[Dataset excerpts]
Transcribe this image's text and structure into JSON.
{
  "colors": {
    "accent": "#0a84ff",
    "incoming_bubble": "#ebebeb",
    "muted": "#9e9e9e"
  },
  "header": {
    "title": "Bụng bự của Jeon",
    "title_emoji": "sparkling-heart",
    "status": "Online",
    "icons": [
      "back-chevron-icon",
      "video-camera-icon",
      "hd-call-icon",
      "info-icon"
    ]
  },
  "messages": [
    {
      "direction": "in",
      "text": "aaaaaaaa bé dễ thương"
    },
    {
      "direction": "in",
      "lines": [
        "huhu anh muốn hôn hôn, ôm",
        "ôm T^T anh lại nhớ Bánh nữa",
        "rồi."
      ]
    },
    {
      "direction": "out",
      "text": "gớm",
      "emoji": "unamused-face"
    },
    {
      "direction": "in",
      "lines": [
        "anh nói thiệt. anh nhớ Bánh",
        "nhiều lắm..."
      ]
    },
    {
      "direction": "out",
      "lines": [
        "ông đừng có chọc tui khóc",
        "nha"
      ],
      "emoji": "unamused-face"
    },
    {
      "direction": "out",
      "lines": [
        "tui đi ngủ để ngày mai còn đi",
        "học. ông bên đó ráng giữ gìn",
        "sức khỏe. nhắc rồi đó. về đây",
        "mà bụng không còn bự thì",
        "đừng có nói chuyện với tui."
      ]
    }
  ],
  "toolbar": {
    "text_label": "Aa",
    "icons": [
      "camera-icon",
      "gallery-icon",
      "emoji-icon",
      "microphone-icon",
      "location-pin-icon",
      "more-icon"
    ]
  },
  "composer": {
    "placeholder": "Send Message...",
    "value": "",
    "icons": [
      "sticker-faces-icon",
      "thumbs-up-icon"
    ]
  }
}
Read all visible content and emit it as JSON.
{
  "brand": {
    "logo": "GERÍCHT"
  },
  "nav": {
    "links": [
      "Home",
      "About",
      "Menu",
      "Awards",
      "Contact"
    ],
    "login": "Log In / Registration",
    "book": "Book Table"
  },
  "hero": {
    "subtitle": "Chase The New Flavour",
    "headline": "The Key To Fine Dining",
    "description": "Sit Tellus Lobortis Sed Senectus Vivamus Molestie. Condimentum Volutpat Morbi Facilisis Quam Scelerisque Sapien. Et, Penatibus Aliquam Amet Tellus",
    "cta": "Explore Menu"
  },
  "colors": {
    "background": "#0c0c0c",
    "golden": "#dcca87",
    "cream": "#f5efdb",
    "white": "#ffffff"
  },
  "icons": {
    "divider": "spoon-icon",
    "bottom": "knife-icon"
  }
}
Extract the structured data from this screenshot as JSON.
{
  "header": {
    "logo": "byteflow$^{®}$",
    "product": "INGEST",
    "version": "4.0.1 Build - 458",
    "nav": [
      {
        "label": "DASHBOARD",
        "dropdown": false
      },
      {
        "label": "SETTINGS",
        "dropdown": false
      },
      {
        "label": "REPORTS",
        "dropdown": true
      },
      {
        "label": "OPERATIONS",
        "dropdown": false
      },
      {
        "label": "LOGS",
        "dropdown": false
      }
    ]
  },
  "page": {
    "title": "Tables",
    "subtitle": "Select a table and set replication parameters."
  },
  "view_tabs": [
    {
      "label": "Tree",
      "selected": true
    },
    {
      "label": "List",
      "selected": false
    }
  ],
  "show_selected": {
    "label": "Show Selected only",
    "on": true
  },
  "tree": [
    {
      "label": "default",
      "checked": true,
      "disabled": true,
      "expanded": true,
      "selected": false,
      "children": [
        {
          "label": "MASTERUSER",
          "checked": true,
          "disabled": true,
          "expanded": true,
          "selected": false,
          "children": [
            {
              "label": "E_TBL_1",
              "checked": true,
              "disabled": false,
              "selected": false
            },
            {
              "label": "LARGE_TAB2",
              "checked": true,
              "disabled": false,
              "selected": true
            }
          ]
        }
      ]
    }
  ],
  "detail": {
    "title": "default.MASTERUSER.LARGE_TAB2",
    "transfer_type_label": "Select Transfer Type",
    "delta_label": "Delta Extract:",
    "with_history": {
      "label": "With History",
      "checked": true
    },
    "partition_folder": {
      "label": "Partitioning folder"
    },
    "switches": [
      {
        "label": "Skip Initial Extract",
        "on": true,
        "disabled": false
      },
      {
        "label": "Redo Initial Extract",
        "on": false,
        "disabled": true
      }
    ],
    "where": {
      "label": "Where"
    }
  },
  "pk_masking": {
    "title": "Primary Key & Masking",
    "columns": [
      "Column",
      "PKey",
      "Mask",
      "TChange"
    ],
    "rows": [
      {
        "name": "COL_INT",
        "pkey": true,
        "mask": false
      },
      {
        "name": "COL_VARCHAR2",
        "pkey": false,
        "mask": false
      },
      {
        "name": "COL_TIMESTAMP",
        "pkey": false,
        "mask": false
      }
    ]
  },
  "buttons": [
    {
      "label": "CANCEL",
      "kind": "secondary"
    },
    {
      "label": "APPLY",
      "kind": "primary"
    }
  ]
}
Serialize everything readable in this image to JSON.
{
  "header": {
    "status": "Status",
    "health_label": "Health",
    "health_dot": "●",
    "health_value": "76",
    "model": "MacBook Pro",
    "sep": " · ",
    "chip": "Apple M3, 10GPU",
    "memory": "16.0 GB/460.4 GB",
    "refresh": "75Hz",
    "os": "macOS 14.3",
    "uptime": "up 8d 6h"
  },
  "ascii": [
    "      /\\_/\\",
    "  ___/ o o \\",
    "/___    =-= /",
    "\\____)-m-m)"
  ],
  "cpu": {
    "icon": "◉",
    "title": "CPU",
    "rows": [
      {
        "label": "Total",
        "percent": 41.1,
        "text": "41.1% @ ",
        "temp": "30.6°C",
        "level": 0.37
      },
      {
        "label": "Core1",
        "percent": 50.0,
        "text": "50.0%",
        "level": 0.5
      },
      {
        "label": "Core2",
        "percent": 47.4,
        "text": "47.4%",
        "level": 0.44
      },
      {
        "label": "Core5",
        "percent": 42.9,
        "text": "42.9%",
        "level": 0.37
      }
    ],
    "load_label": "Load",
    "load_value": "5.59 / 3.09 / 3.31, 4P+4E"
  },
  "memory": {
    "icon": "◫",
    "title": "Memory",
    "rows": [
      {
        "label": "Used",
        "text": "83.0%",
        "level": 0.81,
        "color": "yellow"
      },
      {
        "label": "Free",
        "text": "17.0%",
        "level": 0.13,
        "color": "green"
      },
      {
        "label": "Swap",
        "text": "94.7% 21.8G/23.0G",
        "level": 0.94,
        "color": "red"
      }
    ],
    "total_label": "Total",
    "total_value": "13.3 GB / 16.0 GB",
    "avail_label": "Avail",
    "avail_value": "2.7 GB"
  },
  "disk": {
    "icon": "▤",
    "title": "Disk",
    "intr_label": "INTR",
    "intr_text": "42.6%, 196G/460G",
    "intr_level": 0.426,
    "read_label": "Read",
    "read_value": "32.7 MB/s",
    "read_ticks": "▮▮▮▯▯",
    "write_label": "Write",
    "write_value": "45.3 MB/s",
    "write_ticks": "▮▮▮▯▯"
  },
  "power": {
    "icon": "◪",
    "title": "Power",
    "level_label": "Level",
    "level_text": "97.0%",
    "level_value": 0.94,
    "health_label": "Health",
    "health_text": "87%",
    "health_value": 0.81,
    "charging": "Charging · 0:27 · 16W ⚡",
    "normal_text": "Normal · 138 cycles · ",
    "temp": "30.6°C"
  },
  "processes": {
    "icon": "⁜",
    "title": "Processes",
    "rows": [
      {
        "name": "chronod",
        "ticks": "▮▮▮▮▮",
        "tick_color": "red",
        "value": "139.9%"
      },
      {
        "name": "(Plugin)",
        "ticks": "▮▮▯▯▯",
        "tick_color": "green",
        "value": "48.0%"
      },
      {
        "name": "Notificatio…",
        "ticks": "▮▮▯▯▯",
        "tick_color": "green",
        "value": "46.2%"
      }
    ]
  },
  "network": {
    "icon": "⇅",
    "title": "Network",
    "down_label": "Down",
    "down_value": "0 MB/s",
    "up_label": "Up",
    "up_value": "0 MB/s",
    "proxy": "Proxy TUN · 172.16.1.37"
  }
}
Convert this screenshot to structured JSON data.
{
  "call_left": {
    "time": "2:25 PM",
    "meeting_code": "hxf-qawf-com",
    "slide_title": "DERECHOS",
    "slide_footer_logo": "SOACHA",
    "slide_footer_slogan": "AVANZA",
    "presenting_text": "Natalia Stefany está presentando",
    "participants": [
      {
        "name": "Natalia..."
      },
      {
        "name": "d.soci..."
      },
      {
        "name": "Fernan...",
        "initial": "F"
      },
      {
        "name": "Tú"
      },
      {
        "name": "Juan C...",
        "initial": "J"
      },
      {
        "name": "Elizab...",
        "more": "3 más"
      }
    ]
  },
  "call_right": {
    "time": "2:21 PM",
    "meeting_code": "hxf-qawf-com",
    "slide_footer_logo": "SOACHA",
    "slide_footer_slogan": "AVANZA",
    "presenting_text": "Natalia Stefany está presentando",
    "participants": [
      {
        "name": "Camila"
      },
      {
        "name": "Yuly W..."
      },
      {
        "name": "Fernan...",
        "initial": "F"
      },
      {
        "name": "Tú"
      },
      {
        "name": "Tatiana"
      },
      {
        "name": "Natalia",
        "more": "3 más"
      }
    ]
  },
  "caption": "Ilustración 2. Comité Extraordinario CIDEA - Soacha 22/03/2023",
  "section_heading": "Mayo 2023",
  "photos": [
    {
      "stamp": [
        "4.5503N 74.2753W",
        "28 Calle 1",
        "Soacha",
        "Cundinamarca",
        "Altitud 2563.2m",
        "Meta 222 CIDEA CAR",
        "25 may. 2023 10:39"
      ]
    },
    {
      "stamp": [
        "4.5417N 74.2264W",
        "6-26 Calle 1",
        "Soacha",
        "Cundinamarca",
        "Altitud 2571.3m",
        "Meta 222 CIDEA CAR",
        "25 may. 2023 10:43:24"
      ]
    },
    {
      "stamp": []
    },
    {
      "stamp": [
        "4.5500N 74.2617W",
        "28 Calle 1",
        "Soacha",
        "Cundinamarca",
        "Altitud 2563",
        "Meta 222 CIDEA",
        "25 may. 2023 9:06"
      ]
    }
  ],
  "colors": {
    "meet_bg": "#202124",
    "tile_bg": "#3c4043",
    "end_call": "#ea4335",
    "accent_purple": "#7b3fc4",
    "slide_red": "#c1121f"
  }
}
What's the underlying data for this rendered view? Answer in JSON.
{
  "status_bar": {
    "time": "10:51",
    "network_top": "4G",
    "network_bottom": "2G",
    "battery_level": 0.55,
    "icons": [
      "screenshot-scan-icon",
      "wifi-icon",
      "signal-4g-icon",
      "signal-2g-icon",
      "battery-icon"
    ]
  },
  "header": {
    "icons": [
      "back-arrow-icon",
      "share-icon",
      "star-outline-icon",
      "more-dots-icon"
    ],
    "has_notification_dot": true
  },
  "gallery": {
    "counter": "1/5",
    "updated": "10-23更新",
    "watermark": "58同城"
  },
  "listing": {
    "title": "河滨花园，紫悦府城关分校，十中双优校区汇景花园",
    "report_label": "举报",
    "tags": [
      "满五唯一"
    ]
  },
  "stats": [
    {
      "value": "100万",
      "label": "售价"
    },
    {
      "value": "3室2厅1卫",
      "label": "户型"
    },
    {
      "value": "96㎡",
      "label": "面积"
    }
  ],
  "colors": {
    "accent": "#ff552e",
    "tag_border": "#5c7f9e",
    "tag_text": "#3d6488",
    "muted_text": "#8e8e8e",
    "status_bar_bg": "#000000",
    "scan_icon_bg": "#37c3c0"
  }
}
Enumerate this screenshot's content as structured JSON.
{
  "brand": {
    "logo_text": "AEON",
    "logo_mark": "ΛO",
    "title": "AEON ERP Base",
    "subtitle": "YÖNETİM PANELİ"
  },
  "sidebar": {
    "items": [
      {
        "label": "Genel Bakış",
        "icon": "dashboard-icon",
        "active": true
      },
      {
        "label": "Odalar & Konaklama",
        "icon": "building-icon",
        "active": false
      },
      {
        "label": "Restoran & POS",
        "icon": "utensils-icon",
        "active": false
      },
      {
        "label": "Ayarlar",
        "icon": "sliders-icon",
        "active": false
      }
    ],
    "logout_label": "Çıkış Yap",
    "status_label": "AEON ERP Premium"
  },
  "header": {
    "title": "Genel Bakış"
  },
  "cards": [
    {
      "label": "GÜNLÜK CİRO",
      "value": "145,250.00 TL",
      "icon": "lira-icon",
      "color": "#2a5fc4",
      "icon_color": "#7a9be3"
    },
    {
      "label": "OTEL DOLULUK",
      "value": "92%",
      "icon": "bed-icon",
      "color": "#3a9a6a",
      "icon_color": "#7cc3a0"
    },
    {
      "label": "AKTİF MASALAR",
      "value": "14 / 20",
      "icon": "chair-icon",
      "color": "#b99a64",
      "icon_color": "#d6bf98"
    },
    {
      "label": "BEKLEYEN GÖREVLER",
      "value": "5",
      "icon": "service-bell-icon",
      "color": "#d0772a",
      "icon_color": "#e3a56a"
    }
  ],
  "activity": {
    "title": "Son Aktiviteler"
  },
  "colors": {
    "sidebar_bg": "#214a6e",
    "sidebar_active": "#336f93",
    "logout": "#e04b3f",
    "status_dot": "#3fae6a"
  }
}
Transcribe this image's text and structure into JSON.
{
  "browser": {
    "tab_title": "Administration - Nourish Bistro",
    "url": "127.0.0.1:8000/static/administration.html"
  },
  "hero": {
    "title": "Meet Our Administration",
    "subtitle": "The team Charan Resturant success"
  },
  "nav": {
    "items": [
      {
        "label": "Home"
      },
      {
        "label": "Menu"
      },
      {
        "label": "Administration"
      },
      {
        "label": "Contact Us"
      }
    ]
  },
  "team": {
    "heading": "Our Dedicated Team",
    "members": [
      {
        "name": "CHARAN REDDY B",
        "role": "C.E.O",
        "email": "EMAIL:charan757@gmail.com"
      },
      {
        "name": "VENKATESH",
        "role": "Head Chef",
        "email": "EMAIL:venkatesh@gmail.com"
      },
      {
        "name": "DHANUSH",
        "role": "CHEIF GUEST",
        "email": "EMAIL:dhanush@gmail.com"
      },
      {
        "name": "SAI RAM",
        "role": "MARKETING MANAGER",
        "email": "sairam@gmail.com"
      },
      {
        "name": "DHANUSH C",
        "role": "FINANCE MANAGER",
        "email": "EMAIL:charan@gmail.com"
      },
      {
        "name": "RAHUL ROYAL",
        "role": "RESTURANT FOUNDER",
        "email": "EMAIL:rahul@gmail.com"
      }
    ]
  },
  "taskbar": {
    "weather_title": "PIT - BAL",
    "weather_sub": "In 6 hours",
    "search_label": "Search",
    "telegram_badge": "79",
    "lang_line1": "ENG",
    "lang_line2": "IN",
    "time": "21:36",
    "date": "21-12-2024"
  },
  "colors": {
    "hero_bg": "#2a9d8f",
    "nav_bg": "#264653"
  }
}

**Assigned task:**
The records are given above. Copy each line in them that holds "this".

**Expected answer:**
Transcribe this image's text and structure into JSON.
Extract the structured data from this screenshot as JSON.
Serialize everything readable in this image to JSON.
Convert this screenshot to structured JSON data.
What's the underlying data for this rendered view? Answer in JSON.
Enumerate this screenshot's content as structured JSON.
Transcribe this image's text and structure into JSON.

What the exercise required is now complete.